Start of Data for review

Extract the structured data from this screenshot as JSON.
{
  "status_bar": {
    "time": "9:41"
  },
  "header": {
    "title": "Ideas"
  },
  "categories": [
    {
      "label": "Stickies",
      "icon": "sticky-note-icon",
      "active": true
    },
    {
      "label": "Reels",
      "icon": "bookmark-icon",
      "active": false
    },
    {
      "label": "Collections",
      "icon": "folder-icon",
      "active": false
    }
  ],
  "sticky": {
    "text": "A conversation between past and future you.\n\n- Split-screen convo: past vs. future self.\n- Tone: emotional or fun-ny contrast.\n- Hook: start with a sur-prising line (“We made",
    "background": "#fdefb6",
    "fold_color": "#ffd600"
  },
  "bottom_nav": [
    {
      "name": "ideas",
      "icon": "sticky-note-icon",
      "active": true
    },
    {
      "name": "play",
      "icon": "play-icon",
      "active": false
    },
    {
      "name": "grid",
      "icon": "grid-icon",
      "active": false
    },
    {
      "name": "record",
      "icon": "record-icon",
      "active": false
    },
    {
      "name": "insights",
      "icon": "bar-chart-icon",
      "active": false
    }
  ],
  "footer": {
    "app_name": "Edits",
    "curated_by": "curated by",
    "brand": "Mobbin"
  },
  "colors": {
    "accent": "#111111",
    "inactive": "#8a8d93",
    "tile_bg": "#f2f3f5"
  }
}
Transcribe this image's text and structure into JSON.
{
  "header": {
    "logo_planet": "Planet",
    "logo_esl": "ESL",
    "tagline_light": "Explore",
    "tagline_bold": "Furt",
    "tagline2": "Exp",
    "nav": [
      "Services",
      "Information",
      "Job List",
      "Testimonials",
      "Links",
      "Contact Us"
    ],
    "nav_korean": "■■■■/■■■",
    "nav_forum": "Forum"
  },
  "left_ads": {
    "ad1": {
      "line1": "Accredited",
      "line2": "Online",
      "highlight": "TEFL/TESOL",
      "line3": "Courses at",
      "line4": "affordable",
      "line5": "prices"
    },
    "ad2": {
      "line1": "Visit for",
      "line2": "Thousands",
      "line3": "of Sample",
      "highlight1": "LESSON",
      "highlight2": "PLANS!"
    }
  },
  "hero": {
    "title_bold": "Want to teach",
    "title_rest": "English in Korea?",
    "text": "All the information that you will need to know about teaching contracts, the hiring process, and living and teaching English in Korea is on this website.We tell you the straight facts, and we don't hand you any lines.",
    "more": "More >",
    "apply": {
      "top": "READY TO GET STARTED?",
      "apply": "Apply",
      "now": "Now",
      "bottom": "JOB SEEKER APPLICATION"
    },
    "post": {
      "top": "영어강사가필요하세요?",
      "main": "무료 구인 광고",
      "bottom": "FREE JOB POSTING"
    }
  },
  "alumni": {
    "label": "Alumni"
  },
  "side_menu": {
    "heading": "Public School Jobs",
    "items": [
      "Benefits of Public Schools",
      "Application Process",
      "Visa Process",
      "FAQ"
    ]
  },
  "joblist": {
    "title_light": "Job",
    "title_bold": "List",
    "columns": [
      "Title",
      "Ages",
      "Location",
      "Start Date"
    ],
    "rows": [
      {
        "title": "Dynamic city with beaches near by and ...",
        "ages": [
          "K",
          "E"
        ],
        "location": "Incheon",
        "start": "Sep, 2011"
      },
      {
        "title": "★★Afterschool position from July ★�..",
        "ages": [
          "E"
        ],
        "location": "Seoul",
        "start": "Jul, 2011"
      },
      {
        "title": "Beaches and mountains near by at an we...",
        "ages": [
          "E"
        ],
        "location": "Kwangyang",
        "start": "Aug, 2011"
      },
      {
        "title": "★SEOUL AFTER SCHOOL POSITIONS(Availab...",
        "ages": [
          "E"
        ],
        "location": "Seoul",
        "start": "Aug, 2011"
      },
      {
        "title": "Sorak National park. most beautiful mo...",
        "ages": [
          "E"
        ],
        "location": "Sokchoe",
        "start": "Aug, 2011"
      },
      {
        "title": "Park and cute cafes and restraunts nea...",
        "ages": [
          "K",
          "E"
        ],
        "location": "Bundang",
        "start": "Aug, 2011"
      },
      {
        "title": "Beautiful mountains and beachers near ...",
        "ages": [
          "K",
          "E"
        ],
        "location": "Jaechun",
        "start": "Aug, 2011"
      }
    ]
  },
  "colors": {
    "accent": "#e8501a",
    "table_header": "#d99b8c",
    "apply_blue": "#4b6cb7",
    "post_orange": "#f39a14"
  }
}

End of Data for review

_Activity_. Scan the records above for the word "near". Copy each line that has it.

_Task response_.
        "title": "Dynamic city with beaches near by and ...",
        "title": "Beaches and mountains near by at an we...",
        "title": "Beautiful mountains and beachers near ...",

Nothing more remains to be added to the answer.